corresponding financial institution. In this case, there’s 2 possible outcomes: if the accompanying
account number is valid at that financial institution, the ACH transaction will post to that account. If
the account number isn’t valid, the ACH transaction will be returned.
Financial Institutions may change Routing numbers from time to time. If you use an outdated Routing number, the transaction may post, and you may receive a Notification of Change asking you to correct the number before sending future payments.
What happens if I use an incorrect ACH account number?
Even though the account
number may be incorrect for that individual transaction, there’s a chance that the account and routing
number combination exist at that financial institution. In that case, the transaction will still post to
the account number used for the transaction, but the account may belong to someone other than the
In some cases, the account number discrepancy is small enough that a financial institution may be able to correct it on their end (For example, you use account number 01234, but the correct number is 0123). When this happens, you will receive a Notification of Change asking to correct the number before sending future payments.
What are ACH Blocks and Filters?
Some financial institutions offer a service that blocks ACH Transactions from posting to the receiving account unless the ACH Originator is part of an authorized list, or unless the transaction is manually approved by the receiver. If you send an ACH transaction to an account with ACH blocks, the transaction may be returned as unauthorized. When a business has ACH blocks set up, they will usually ask for the sender’s ACH Company name and Company ID so these details can be added to a list of filters. This allows ACH transactions from that sender to be flagged as authorized.
Why does the 10-digit Victor ACH transaction ID on my customer’s bank statement not match the Victor transaction ID for this transaction?
When originating a payment from a Primary Account your Victor transaction ID, and that seen on your customer’s bank statement will be the same. When originating a payment from a Virtual Account there are 2 transactions created, the first is a movement between the Virtual Account, and the Primary Account, the second is the movement between the Primary Account and the destination account. It is this latter transaction that will appear on your customer’s bank statement.

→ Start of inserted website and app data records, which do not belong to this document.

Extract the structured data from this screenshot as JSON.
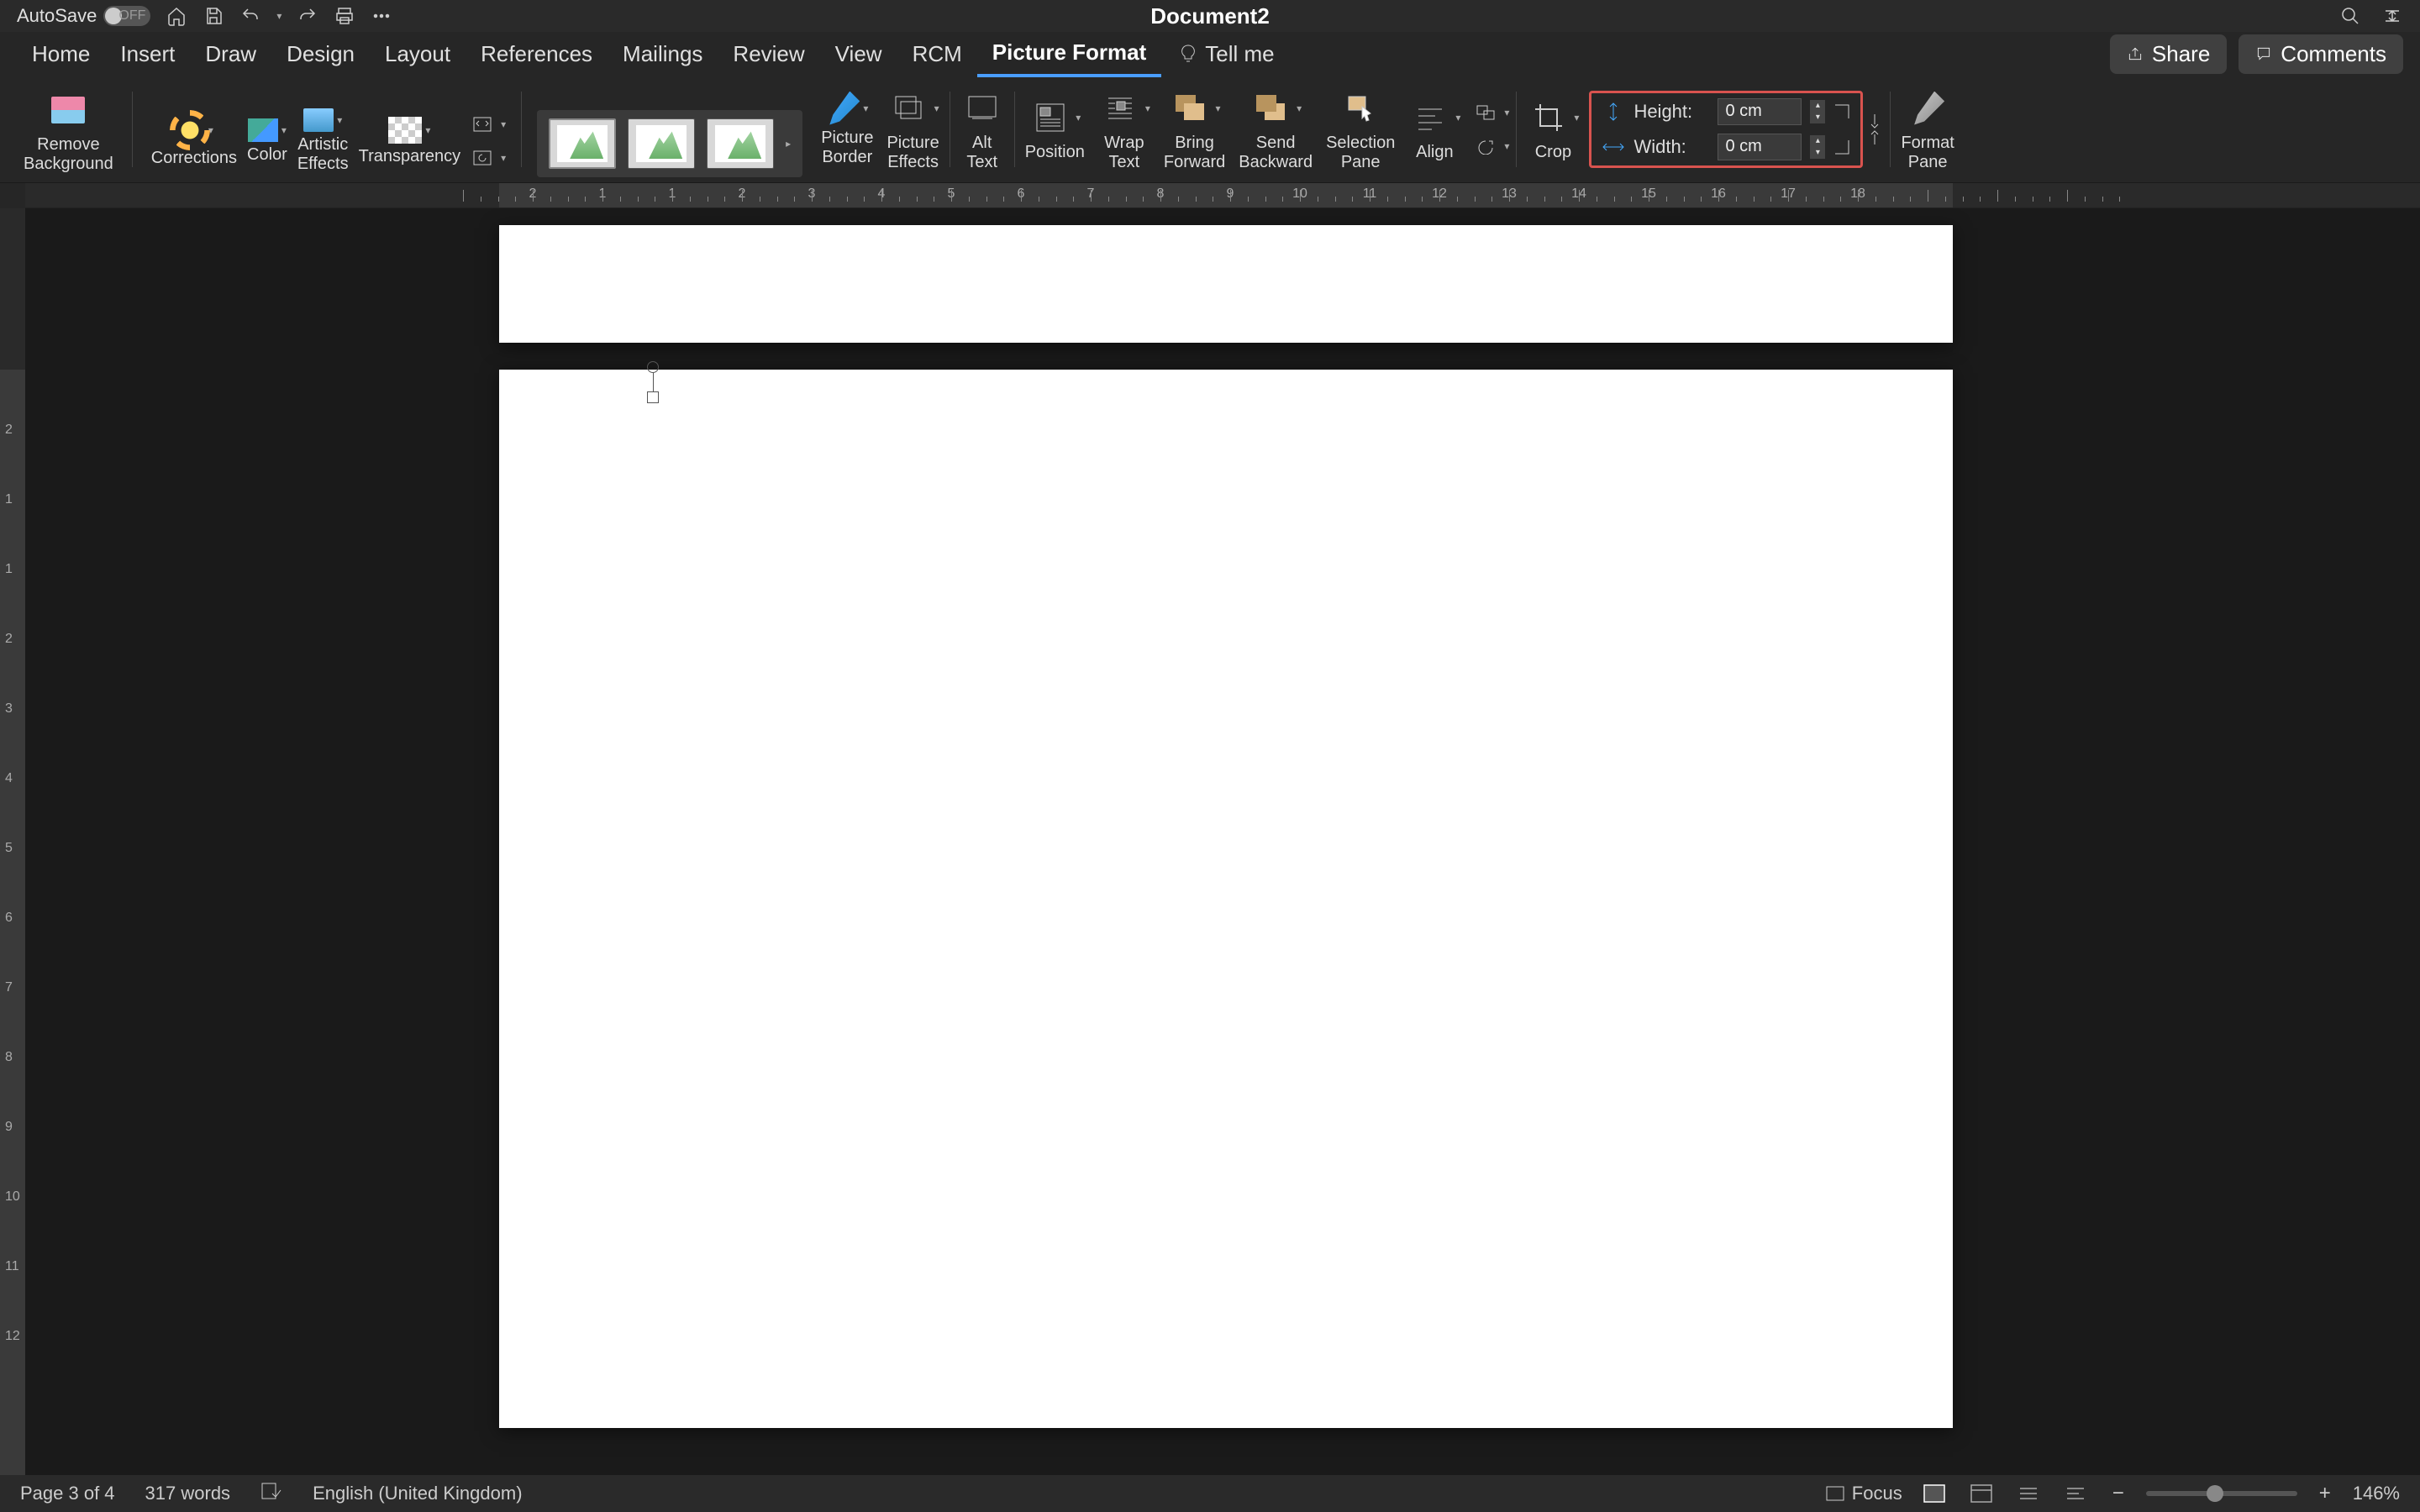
{
  "titlebar": {
    "autosave_label": "AutoSave",
    "autosave_state": "OFF",
    "doc_title": "Document2"
  },
  "tabs": {
    "items": [
      "Home",
      "Insert",
      "Draw",
      "Design",
      "Layout",
      "References",
      "Mailings",
      "Review",
      "View",
      "RCM",
      "Picture Format"
    ],
    "active": "Picture Format",
    "tell_me": "Tell me",
    "share": "Share",
    "comments": "Comments"
  },
  "ribbon": {
    "remove_bg": "Remove\nBackground",
    "corrections": "Corrections",
    "color": "Color",
    "artistic": "Artistic\nEffects",
    "transparency": "Transparency",
    "picture_border": "Picture\nBorder",
    "picture_effects": "Picture\nEffects",
    "alt_text": "Alt\nText",
    "position": "Position",
    "wrap_text": "Wrap\nText",
    "bring_forward": "Bring\nForward",
    "send_backward": "Send\nBackward",
    "selection_pane": "Selection\nPane",
    "align": "Align",
    "crop": "Crop",
    "format_pane": "Format\nPane",
    "height_label": "Height:",
    "width_label": "Width:",
    "height_value": "0 cm",
    "width_value": "0 cm"
  },
  "ruler": {
    "h_numbers": [
      2,
      1,
      1,
      2,
      3,
      4,
      5,
      6,
      7,
      8,
      9,
      10,
      11,
      12,
      13,
      14,
      15,
      16,
      17,
      18
    ],
    "v_numbers": [
      2,
      1,
      1,
      2,
      3,
      4,
      5,
      6,
      7,
      8,
      9,
      10,
      11,
      12
    ]
  },
  "statusbar": {
    "page": "Page 3 of 4",
    "words": "317 words",
    "language": "English (United Kingdom)",
    "focus": "Focus",
    "zoom": "146%"
  }
}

If you wish to see these transactions you may do so by navigating in the Victor UI to Transaction History > search for the Primary Account or type in last 4 digits. Then you'll be able to further search for the transaction ID appearing on the bank statement. By design the movement from the primary to the destination account transaction is not shown in the UI to reduce the clutter of additional transactions, when you select the primary in this way you'll be able to see these transactions.
Why am I receiving an insufficient funds error when sending from a Virtual Account?
This is typically because the Virtual Account balance is lower than the amount of the attempted transaction. To resolve this, transfer funds from the primary account associated with the Ledger to the desired Virtual Account.
Why am I receiving an insufficient funds error when sending from a Virtual Account when the account has sufficient balance?
This is because the Inherent Ledger Balance is in negative. This typically means funds have been moved from the Primary Account outside of Victor when the Inherent Ledger Balance did not have enough funds to support the transaction. To resolve this, transfer funds from an external source into the primary account associated with the Ledger or move funds from a Virtual Account to the primary account to bring the Inherent Ledger Balance to positive.
Why is Total Balance / Inherent Ledger Balance negative?
This may occur if you transfer funds outside of Victor from the primary account associated with the Ledger (e.g., by conducting a transaction via your Online Banking Portal). To resolve this, transfer funds from an external source into the primary account associated with the Ledger or move funds from Virtual Accounts to the primary account to bring the Inherent Ledger Balance to positive.
Updated 7 months ago